While Tyrrell Hatton was applying even more venom to his epic rant against the closing hole at the Abu Dhabi Championship – a par-five the Englishman is certain cost him the chance of defending his European Tour title – Jon Rahm, the world No 1, went a few steps further by slamming the entire layout at the American Express Championship on the PGA Tour.
This was clearly no time to be a sensitive golf designer or, indeed, an uptight official in charge of course set-up on one of the male game’s two main circuits. Rahm’s put-down of La Quinta was particularly brutal. “Piece of s— f—ing set-up,” the Spaniard was picked up as saying as he walked off one green. “This is a putting-contest week.”
Later, he was rather more diplomatic when talking to the media, but there can be no doubt he believes the PGA Tour is providing tee-to-green tests that produce little more than birdie fests.
Two weeks ago, Rahm set a record by somehow finishing second at the Tournament of Champions in Hawaii despite shooting 33 under par, then, last Sunday, Hideki Matsuyama fired 23 under to win the Sony Open.
Rahm played the first three rounds in 13 under at the multi-course Californian resort near Palm Springs but still found himself five behind American Lee Hodges. For Rahm, it is simply too straightforward. “If you come out here and you’re not shooting six or seven under for the most part, you’re almost losing strokes,” he said.
At least Hatton’s gripe with Yas Links was focused on just one hole – the 664-yard monster 18th. The Englishman actually birdied it in the final round but, if anything, was feeling even more disdain than on Saturday, when he labelled it “one of the worst par-fives I’ve ever seen”.
Hatton made a double-bogey seven there in the second round and a quadruple-bogey nine in the third round and the maths only poured paraffin on his anger.
He finished in a tie for sixth on seven under courtesy of a 67, three behind champion Thomas Pieters.

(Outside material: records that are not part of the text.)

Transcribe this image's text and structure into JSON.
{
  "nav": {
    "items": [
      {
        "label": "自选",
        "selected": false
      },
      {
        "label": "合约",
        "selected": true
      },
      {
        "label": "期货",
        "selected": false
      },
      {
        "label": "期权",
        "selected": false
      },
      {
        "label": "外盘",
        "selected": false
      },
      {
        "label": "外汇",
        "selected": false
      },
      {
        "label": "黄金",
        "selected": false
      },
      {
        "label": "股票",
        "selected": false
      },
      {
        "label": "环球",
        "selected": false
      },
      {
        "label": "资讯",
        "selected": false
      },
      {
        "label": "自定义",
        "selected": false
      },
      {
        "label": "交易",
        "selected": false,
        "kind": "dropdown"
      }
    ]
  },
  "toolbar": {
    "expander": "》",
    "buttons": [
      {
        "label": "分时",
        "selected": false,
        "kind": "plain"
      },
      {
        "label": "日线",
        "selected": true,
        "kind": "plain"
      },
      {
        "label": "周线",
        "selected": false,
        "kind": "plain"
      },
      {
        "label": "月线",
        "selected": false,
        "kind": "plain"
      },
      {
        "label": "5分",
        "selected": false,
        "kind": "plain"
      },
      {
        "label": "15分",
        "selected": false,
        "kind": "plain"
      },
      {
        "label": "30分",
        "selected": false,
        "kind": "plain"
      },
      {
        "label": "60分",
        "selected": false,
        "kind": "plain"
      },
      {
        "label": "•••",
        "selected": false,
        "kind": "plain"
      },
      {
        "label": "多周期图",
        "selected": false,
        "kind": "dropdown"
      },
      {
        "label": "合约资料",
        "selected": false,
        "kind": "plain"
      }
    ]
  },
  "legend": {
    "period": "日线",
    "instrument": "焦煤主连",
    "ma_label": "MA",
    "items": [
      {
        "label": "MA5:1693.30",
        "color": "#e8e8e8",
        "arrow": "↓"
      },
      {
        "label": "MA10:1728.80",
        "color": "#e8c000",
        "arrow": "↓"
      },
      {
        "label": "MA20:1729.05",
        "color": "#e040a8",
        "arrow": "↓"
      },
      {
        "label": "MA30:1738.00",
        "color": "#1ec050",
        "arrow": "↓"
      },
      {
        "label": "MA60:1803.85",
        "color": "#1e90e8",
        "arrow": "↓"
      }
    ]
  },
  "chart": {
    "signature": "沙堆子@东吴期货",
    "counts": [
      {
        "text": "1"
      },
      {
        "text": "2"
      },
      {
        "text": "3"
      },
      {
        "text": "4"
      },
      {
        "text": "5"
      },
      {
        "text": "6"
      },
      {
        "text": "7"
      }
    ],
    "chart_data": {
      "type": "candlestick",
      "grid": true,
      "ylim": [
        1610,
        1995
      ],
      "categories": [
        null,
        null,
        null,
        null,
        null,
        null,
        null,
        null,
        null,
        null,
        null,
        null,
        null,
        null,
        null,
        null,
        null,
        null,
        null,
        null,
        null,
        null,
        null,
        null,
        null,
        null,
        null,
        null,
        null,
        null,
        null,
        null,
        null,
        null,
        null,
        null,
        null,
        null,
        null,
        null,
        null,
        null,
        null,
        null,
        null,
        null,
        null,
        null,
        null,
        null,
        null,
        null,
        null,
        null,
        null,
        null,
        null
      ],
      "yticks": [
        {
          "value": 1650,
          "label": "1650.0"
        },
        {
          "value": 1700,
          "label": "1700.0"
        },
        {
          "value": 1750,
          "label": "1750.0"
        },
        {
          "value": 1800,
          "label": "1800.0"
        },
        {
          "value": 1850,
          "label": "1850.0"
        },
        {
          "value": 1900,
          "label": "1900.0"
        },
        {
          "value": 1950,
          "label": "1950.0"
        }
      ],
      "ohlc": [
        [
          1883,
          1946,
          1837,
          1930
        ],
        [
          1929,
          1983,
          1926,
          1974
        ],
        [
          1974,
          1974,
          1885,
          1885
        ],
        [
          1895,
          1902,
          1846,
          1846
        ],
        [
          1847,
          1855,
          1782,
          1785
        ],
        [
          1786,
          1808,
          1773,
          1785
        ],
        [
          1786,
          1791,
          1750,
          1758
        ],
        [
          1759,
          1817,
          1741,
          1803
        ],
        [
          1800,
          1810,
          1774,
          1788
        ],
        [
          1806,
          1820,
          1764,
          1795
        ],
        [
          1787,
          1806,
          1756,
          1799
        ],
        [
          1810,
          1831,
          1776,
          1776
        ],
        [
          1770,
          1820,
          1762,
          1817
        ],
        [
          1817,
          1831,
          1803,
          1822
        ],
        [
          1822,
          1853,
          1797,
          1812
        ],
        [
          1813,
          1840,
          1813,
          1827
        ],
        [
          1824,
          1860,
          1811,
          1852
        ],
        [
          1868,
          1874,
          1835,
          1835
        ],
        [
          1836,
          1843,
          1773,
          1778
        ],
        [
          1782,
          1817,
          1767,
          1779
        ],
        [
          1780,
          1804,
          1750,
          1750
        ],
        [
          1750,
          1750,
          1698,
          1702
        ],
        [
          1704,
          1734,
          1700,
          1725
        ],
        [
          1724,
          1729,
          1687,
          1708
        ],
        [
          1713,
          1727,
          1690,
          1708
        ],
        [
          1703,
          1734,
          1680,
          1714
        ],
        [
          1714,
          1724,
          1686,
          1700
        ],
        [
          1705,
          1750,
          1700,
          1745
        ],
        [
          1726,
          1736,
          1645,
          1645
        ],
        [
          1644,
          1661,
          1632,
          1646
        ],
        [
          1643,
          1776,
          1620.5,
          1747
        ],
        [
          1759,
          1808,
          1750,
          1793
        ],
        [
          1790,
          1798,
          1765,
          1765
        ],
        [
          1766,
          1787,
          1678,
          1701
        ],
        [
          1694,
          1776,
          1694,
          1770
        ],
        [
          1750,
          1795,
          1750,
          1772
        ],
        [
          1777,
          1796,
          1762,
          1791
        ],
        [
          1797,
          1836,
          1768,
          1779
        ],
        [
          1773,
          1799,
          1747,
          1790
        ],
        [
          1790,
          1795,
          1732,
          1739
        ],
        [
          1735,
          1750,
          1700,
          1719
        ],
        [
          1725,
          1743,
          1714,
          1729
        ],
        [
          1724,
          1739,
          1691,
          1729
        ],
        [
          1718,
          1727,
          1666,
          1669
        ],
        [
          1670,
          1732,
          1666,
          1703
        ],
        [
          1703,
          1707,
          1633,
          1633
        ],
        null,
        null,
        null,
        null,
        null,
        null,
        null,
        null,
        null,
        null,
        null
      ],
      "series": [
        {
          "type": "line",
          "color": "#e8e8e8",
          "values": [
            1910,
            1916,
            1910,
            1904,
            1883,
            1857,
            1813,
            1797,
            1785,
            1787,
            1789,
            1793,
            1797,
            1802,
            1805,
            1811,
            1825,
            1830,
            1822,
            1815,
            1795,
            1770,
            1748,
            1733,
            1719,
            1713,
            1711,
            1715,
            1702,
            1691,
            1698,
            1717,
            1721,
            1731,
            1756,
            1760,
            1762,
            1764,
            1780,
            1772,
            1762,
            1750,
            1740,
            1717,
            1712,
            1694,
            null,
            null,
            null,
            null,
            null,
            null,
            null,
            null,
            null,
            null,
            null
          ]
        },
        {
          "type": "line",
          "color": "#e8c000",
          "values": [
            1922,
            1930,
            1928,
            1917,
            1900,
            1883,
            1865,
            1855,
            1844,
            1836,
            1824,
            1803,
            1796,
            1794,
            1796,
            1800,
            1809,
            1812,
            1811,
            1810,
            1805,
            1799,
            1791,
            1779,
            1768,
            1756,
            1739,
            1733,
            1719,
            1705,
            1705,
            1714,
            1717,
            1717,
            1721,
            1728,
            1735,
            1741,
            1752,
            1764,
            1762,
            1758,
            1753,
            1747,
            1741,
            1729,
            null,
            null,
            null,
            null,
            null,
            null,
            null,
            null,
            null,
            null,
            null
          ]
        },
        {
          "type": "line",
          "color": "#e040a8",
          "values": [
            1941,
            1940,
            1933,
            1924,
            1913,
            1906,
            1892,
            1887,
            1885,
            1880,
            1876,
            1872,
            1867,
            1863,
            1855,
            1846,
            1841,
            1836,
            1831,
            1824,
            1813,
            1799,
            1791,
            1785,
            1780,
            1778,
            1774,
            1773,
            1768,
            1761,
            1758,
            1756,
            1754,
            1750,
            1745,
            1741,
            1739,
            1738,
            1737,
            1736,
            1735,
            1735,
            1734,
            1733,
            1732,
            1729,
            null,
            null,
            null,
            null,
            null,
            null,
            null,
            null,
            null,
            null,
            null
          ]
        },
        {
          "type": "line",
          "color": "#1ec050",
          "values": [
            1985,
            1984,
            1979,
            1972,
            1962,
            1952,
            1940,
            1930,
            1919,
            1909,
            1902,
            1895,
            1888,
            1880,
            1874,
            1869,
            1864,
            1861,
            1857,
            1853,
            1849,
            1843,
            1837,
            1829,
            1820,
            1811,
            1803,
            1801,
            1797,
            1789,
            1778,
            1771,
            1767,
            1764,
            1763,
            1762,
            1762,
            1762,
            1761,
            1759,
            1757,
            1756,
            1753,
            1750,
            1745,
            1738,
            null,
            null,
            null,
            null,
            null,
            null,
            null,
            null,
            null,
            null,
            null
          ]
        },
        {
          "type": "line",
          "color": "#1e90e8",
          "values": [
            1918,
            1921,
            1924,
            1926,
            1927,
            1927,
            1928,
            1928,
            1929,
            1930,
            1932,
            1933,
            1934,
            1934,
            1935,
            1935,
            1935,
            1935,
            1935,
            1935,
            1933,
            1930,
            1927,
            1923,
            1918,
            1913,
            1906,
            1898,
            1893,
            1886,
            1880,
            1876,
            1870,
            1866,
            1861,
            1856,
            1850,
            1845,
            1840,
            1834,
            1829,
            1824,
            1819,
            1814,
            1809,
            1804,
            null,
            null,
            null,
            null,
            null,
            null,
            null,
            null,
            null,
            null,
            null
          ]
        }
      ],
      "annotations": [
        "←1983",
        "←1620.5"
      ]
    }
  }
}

If Hatton had merely made two bogeys on the 18th on Friday and Saturday, he would have won by a stroke. Cue a doubling down of his fury.
“I would love for a bomb to drop on it and blow it to oblivion, to be honest,” he said. “It’s just such a terrible finishing hole. And the fact that they moved the tee back today is ridiculous. I hit a really good tee shot and still had 290 [yards] to the front. I could peg up a driver and still not get there. It would be a better finishing hole if you’re actually rewarded for hitting the fairway, which, as it stands, you’re not.”
Hatton won the event 12 months ago when it was staged at Abu Dhabi Golf Club. To say he is not an admirer of the new venue would be a ridiculous understatement. “I’m obviously not a fan. We are due to come back here next year and it would be nice if they redesigned it. But I think that’s a bit of an ask. Perhaps I may not be back,” he said.
His misery was in stark contrast to Pieters’s joy, which should also be felt by every European Ryder Cup fan after the comeback of a man who made such an impression by gaining four points in the 2016 dust-up.
He has hardly disappeared since but his failure to build on that potential has become a talking point. With two wins in his past three events, he at last seems to be back on track.
With a level-par 72, Pieters signed for 10 under to move back into the world’s top 35 with a £1 million cheque, his biggest payday yet.
Rory McIlroy finished in a tie for 12th on five under after a 69. Having only scraped inside the cut, he will head into this week’s Dubai Desert Classic with some confidence.